Hunston, Susan and Geoff Thompson. 2000. Evaluation in Text: Authorial Stance and the Construction of Discourse. Oxford: Oxford UP.
Kissine, Mikhail. 2010. “Metaphorical Projection, Subjectification and English Speech Act Verbs.” Folia Linguistica 44 (2): 339-370.
Klamer, Marian. 2000. “How Report Verbs Become Quote Markers and Complementisers.” Lingua 110: 69-98.
Lambert, Mark. 1981. Dickens and the Suspended Quotation. New Haven, CT: Yale UP.
Leech, Geoffrey. 1974. Semantics. Harmondsworth: Penguin.
Levin, Beth. 1993. English Verb Classes and Alternations. Chicago: U of Chicago P.
Mahlberg, Michaela. 2013. Corpus Stylistics and Dickens’s Fiction. London: Routledge.
Mahlberg, Michaela, Catherine Smith and Simon Preston. 2013. “Phrases in Literary Contexts: Patterns and Distributions of Suspensions in Dickens’s Novels.” International Journal of Corpus Linguistics 18 (1): 35-56.
Nishio, Miyuki. 2005. “The Reporting Clause in Oliver Twist.” Studies in Modern English 21: 39-68.
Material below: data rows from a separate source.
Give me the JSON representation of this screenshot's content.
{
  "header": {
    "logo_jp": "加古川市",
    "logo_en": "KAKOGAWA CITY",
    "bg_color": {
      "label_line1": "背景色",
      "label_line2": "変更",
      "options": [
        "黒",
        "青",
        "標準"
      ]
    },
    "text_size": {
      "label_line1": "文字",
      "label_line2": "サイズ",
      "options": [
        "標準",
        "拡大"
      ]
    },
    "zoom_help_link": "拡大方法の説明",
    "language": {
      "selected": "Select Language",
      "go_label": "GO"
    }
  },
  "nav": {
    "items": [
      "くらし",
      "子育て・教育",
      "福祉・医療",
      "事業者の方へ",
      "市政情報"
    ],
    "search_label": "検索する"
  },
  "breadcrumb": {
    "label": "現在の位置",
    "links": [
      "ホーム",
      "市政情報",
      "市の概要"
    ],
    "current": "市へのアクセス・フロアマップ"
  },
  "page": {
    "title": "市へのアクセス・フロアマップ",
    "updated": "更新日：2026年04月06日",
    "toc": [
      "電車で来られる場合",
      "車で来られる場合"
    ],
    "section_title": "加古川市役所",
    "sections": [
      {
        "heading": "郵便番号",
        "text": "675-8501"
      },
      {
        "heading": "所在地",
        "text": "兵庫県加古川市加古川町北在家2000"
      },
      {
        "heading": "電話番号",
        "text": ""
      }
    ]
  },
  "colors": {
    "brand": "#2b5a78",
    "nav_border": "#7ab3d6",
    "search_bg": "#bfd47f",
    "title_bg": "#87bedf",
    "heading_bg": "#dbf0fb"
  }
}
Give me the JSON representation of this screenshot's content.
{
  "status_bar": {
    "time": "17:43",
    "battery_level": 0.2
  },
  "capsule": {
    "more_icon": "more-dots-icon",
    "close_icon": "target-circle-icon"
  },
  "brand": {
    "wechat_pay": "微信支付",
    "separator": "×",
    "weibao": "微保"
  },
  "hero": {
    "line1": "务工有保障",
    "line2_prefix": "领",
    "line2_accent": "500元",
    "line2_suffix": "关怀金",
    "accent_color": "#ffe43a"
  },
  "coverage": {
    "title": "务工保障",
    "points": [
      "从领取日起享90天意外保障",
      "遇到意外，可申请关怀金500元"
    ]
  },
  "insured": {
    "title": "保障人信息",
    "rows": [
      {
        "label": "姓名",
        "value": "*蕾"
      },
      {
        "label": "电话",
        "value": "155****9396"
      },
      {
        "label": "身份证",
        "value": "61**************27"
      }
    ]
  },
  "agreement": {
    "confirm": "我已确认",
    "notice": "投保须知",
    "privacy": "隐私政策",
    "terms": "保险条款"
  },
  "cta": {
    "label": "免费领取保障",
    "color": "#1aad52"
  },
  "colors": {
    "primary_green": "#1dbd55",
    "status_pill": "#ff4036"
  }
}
—. 2013. “Dickens’s Artistry of Reporting Verbs.” On-line Proceedings of the Annual Conference of the Poetics and Linguistics Association (PALA). [Accessed online on January 23, 2017].
Oncins-Martínez, José Luis. “A Corpus-Based View of Reporting Formulae in Dickens’ novels.” Lecture given at the Third International AELINCO Conference, Valencia, April 2011.
Page, Norman. 1973. Speech in the English Novel. London: Longman.
Patten, Robert. L. 2006. “Publishing in Parts.” In Palgrave Advances in Charles Dickens Studies, edited by John Bowen and Robert L. Patten, 11-47. Houndmills, Basingstoke: Palgrave MacMillan.
Quirk, Randolph. 1961. “Some Observations on the Language of Dickens.” A Review of English Literature 2: 19-28.
Ruano San Segundo, Pablo. 2016. “A Corpus-Stylistic Approach to Dickens’ Use of Speech Verbs: Beyond Mere Reporting.” Language and Literature 25 (2): 113-129.
Rudzka-Ostyn, Brygida. 1988. “Semantic Extensions into the Domain of Verbal Communication.” In Topics in Cognitive Linguistics, edited by Brygida Rudzka-Ostyn, 507-553. Amsterdam and Philadelphia John Benjamins.
Scott, Mike. 2016. WordSmith Tools. Version 7. Stroud: Lexical Analysis Software.
Semino, Elena and Mick Short. 2004. Corpus Stylistics: Speech, Writing and Thought Presentation in a Corpus of English Narratives. London: Routledge.
Sucksmith, Harvey Peter. 1970. The Narrative Art of Charles Dickens: The Rhetoric of Sympathy and Irony in his Novels. Oxford: Clarendon.
Urban, Margaret and Josef Ruppenhofer. 2001. “Shouting and Screaming: Manner and Noise Verbs in Communication.” Literary and Linguistic Computing 16 (1): 73-94.
Verschueren, Jef. 1980. On Speech Act Verbs. Amsterdam and Philadelphia: John Benjamins.
Wierzbicka, Anna. 1987. English Speech Act Verbs: A Semantic Dictionary. Sydney: Academic Press.
Zwicky, Arnold M. 1971. “In a Manner of Speaking.” Linguistic Inquiry 1 (1): 1–11.
- There are currently no refbacks.
Atlantis. Journal of the Spanish Association for Anglo-American Studies
ISSN: 0210-6124 | e-ISSN: 1989-6840. © Atlantis/Aedean 2013.
Contact | Privacy Statement | Copyright notice | Journal Help| Site Map